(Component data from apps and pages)
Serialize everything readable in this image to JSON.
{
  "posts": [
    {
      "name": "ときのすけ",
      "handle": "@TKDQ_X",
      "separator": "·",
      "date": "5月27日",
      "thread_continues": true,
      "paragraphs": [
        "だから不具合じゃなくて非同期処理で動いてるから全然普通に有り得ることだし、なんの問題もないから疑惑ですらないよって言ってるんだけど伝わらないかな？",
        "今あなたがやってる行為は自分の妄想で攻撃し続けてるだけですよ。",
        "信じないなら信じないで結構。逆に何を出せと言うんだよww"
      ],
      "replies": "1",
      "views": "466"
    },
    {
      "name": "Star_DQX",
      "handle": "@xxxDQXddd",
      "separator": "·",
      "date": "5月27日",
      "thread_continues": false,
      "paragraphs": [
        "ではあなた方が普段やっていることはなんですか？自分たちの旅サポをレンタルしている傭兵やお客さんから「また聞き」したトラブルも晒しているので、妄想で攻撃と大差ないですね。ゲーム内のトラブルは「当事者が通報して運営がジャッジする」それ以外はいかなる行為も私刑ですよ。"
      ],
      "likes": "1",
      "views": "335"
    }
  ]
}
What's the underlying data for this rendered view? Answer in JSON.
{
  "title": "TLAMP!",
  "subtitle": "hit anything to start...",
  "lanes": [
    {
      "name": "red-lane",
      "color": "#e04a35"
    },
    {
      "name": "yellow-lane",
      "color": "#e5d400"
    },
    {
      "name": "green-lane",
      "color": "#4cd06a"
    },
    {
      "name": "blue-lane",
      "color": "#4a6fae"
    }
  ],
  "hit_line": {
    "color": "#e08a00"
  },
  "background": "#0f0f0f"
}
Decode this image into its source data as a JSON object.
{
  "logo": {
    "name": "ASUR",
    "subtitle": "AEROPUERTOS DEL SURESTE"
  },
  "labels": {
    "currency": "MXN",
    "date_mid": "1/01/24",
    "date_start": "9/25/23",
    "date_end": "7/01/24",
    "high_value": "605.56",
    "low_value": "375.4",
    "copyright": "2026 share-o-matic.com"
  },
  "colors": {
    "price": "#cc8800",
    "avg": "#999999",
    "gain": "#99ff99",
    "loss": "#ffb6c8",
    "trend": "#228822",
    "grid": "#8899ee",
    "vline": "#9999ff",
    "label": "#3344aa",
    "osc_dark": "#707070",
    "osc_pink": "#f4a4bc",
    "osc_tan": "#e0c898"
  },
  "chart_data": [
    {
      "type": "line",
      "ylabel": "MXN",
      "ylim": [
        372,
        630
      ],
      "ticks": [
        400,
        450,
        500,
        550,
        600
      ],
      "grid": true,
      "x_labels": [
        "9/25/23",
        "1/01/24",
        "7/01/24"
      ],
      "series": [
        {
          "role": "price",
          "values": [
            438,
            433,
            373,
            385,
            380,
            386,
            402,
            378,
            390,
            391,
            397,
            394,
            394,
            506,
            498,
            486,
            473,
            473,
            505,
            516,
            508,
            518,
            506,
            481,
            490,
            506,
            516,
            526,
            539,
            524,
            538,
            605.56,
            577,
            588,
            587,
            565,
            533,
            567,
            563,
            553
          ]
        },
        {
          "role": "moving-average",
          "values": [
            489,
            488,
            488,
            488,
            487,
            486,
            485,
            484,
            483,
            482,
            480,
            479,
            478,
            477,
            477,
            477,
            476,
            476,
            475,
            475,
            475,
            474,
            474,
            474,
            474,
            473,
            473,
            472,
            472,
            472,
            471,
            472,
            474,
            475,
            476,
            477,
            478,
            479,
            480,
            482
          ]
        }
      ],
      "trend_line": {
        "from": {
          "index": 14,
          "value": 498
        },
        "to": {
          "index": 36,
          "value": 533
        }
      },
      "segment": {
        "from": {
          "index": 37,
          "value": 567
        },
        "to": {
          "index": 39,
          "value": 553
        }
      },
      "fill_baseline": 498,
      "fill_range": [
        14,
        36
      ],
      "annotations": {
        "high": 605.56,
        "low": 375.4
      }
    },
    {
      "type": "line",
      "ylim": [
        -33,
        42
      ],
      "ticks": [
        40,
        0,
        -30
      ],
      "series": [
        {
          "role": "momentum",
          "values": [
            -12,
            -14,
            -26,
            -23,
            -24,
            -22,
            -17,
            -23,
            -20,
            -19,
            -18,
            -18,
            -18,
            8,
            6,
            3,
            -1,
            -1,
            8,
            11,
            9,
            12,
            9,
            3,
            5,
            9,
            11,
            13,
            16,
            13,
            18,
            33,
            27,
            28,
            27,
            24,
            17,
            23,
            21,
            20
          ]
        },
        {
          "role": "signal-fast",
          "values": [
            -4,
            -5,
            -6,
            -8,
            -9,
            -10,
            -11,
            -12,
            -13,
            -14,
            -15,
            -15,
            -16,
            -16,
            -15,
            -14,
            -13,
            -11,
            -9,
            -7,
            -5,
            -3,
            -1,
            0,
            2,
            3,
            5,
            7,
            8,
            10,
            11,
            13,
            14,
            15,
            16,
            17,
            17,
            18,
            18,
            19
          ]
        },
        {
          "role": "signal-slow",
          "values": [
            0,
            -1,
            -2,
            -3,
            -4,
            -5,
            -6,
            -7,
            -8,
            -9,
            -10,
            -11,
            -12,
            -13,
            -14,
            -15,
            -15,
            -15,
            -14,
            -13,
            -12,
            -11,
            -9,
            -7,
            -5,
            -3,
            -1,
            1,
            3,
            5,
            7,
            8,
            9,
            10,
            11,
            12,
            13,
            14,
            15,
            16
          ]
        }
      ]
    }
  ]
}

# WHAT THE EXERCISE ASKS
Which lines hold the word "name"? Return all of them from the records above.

# THE ANSWER
      "name": "ときのすけ",
      "name": "Star_DQX",
      "name": "red-lane",
      "name": "yellow-lane",
      "name": "green-lane",
      "name": "blue-lane",
    "name": "ASUR",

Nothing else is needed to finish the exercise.